Data entries
-=-=-=-=-

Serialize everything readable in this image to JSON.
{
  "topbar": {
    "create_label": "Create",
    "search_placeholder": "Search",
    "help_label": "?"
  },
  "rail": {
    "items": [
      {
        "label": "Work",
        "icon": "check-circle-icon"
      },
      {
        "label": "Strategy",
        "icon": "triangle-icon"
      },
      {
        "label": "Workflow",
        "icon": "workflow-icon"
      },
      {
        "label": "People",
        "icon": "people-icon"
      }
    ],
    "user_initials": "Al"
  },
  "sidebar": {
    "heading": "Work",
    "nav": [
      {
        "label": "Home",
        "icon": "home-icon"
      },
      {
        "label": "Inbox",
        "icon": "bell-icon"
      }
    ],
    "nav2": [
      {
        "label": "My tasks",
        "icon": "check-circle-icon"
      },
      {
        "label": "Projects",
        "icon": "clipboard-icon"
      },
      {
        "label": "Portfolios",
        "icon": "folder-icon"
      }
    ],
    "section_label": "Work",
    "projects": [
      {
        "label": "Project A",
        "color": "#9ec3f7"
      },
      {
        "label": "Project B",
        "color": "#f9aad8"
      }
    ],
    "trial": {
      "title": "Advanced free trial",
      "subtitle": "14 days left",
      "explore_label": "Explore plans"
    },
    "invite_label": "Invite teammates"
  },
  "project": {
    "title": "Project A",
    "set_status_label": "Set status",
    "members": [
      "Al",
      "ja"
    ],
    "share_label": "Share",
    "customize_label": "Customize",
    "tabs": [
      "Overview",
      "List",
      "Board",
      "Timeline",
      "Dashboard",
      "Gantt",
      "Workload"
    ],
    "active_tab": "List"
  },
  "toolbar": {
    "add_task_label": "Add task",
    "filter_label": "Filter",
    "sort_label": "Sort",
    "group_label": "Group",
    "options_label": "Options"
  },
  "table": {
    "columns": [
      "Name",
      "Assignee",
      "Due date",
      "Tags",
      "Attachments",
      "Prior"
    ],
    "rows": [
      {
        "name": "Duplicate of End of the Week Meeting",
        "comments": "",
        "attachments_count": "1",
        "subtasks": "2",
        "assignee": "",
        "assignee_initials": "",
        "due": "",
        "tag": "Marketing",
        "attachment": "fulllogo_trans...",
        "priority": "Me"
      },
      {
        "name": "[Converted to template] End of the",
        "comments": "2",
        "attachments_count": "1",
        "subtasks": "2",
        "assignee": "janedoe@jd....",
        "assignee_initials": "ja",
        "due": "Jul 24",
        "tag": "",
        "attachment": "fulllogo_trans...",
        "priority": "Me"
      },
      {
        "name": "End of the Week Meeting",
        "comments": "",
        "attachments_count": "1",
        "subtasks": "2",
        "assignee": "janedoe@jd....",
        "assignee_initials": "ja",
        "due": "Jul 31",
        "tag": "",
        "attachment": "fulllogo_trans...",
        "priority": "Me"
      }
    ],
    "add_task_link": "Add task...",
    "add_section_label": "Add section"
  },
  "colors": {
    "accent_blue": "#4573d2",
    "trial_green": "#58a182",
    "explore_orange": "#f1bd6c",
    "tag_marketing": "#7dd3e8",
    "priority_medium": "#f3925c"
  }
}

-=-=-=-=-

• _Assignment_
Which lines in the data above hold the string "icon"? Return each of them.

• _Your response_
        "icon": "check-circle-icon"
        "icon": "triangle-icon"
        "icon": "workflow-icon"
        "icon": "people-icon"
        "icon": "home-icon"
        "icon": "bell-icon"
        "icon": "check-circle-icon"
        "icon": "clipboard-icon"
        "icon": "folder-icon"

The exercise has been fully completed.